Doctor refusing to treat because I won’t take meds with serious side effects? I called my doctor’s office asking for an appointment to see her, because I had an infection that was not clearing up. She was aware of the infection and had given me antibiotics previously. She refused to set up an appointment for treatment, and told her nurse to tell me that she couldn’t do anything... Read More >>
Neglect and mismanagement of severe pain related to ovarian cyst… I went to my local ER with intense pelvic and lower back pain. My pain was an 8-9 out of 10, and I have never been to an ER for pain management. I am not a “frequent flyer.” After an evaluation by an RN, then the MD, I was to receive some fentanyl IVP for... Read More >>
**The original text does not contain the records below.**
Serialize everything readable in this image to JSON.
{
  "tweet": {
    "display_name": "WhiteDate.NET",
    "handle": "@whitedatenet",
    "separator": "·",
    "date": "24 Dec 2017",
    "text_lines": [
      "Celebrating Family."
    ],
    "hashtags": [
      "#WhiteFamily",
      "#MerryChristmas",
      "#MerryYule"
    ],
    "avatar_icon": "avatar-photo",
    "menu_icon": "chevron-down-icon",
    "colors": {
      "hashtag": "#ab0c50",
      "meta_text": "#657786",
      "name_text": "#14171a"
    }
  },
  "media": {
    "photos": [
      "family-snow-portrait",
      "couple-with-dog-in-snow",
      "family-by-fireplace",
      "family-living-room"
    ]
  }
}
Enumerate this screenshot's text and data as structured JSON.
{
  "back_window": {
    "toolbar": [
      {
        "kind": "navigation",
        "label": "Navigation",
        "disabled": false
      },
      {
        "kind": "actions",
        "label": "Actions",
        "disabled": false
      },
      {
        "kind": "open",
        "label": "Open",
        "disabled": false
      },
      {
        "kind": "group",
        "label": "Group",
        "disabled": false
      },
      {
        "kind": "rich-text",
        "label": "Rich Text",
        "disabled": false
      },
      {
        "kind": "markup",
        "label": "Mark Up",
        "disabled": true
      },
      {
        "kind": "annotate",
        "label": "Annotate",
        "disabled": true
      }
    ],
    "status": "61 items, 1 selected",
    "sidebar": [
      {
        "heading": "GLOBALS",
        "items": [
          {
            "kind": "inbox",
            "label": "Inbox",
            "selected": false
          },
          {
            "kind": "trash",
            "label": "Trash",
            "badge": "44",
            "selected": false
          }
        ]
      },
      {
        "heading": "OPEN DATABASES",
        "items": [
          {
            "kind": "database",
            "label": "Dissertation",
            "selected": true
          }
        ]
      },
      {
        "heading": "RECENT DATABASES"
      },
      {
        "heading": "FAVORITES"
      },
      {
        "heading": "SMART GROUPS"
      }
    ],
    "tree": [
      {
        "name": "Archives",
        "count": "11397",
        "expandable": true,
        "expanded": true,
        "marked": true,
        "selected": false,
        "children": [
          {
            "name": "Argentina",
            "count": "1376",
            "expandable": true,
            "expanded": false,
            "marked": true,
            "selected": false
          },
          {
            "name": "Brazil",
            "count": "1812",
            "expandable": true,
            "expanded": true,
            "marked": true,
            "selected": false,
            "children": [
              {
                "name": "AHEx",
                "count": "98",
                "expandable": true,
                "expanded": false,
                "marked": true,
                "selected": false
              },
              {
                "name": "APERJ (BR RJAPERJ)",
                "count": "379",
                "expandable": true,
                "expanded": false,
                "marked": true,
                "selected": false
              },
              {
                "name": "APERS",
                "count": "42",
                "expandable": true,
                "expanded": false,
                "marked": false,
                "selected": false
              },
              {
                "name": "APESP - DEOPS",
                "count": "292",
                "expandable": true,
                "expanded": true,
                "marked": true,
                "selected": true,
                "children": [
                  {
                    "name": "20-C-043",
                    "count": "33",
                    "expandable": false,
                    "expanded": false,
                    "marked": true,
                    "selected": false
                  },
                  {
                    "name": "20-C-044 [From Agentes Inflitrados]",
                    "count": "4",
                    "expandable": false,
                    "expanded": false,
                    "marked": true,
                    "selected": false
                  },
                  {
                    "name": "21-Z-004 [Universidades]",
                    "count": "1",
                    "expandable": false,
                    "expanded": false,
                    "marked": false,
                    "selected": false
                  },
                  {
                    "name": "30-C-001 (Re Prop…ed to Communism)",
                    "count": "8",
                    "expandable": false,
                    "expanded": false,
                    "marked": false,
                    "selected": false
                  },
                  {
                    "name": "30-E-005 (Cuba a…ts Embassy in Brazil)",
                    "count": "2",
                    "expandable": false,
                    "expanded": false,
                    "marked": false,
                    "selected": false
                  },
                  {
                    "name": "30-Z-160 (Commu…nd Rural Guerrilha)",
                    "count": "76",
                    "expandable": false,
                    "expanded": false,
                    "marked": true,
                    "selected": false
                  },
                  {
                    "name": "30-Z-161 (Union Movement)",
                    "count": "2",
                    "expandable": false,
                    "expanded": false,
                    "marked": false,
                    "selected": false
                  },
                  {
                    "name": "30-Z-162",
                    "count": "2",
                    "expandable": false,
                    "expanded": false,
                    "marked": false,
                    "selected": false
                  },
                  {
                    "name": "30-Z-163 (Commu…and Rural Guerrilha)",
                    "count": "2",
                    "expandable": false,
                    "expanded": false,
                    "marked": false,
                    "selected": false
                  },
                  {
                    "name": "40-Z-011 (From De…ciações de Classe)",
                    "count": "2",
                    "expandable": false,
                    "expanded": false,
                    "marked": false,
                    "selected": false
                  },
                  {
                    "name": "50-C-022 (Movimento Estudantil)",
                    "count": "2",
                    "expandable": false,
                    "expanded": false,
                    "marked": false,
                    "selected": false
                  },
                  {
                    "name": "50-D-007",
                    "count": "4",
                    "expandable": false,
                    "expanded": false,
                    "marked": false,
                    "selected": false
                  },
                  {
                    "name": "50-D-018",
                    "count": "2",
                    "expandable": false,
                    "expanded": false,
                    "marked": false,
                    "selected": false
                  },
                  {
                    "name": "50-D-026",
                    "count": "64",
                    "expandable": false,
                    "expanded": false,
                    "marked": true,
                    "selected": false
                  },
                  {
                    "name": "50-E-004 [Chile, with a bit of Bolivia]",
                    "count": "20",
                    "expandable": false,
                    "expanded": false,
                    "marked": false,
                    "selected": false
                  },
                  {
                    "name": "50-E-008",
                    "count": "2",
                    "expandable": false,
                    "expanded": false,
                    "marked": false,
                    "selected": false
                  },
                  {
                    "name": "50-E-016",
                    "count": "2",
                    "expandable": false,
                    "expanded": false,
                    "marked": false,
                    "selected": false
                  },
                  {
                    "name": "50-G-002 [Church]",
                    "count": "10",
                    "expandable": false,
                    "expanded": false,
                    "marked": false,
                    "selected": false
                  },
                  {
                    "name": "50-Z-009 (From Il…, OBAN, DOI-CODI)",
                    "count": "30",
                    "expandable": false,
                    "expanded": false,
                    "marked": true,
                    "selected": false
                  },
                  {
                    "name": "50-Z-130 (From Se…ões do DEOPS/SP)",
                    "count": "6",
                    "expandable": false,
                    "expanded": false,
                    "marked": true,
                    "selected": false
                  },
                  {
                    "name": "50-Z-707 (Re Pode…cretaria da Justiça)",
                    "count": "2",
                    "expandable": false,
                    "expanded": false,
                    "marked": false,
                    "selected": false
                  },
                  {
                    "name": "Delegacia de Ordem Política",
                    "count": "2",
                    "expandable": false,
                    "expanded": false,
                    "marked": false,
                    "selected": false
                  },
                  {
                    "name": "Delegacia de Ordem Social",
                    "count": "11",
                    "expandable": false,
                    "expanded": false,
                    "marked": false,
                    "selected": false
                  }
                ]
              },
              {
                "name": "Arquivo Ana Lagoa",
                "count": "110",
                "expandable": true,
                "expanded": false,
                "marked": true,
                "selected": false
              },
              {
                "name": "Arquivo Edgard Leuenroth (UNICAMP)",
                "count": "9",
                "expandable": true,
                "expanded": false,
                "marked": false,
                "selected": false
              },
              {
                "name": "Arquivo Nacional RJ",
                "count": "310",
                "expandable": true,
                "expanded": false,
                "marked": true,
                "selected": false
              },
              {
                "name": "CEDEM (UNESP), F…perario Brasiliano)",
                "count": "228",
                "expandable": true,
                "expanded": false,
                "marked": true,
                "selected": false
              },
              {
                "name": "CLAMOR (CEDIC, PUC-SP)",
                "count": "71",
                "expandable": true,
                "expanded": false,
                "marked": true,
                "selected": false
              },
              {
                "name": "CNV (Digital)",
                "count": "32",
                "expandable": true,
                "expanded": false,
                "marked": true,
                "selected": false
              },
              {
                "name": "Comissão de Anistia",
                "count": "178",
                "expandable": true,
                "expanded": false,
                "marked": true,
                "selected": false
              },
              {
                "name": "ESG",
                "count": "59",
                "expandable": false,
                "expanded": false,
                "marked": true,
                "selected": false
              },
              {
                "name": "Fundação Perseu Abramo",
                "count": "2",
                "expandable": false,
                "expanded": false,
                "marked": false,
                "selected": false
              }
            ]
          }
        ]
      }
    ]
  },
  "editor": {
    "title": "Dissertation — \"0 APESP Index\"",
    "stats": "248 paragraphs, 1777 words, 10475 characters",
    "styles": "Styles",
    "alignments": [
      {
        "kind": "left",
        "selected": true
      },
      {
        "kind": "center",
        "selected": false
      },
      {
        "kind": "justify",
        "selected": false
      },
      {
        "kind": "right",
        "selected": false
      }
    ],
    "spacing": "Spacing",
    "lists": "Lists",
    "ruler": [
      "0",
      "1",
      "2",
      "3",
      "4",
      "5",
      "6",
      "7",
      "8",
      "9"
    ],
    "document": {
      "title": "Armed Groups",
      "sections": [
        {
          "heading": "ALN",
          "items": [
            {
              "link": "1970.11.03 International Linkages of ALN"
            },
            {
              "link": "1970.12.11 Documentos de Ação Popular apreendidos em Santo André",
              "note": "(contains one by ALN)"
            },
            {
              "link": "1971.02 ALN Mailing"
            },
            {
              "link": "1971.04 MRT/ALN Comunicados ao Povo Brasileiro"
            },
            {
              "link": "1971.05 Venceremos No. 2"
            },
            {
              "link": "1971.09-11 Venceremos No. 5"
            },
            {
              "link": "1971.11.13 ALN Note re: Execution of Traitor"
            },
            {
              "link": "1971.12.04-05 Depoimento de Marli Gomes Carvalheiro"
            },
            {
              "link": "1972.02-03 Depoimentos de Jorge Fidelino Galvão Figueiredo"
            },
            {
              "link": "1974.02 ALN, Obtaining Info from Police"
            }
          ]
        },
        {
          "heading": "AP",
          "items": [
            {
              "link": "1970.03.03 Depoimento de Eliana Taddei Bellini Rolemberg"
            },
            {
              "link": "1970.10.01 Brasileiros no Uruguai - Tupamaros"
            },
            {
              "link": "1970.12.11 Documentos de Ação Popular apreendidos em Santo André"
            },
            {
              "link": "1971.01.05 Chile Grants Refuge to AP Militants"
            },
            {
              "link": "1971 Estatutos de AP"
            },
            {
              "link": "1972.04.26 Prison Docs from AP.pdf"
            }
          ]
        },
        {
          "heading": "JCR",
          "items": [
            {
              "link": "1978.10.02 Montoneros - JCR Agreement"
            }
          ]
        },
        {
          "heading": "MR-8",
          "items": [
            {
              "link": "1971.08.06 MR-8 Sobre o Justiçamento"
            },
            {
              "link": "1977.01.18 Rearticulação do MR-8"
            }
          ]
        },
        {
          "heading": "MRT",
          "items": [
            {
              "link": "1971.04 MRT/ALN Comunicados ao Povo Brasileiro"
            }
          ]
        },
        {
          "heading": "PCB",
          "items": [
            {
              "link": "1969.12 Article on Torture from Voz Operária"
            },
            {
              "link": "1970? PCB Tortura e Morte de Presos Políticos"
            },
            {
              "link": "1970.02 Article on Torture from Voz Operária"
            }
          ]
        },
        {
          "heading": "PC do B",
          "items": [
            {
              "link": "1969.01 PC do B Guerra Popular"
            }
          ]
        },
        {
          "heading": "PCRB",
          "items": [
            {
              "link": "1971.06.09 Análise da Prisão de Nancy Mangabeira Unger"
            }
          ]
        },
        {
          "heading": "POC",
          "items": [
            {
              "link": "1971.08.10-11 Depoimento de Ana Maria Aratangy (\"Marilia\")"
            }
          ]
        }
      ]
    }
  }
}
ER doctor refused to remove pieces of glass from my foot… I went to the emergency room for foot pain. They took an x-ray and found I had a couple pieces of tiny glass in my right foot. The doctor told me to find another podiatrist because they were booked up for three months. She told me all I need was a small scraping around the... Read More >>
Can a hospital outpatient clinic refuse to treat a patient? This happened in Ohio. I went to First Care which is an affiliation with the local hospital because my wife had bells palsy. She just wanted to get a check up on her eye and she was complaining of her ears bothering her. They were advised that this is all we wanted them to do... Read More >>
Nurse ignores pain reports in patient with hematoma… I recently had scrotal hernia surgery with mesh implant. On day 2 after the surgery I felt something was wrong. I contacted the doctor and told him the pain was increasing, along with bruising and swelling. On day 4 I called the doc’s office and spoke with the nurse. I told her the symptoms I... Read More >>
Is the doctor liable for not ordering an MRI for 20 months? On July 10, 2009 I had an auto accident with an 18 wheeler in Nashville TN. I had to go to the ER. The hospital did a CT scan on my head because I had a knot on my skull. The ER report said I needed an MRI because the CT scan showed some problems... Read More >>
Doctor Refused My Surgery Due to Smoking? After injuring my foot and going to the emergency room, the physician on duty said I fractured my heel. He said he was going to put my foot in a cast and see how it healed. He sent me home and said to call for a follow up visit in a couple of weeks. On... Read More >>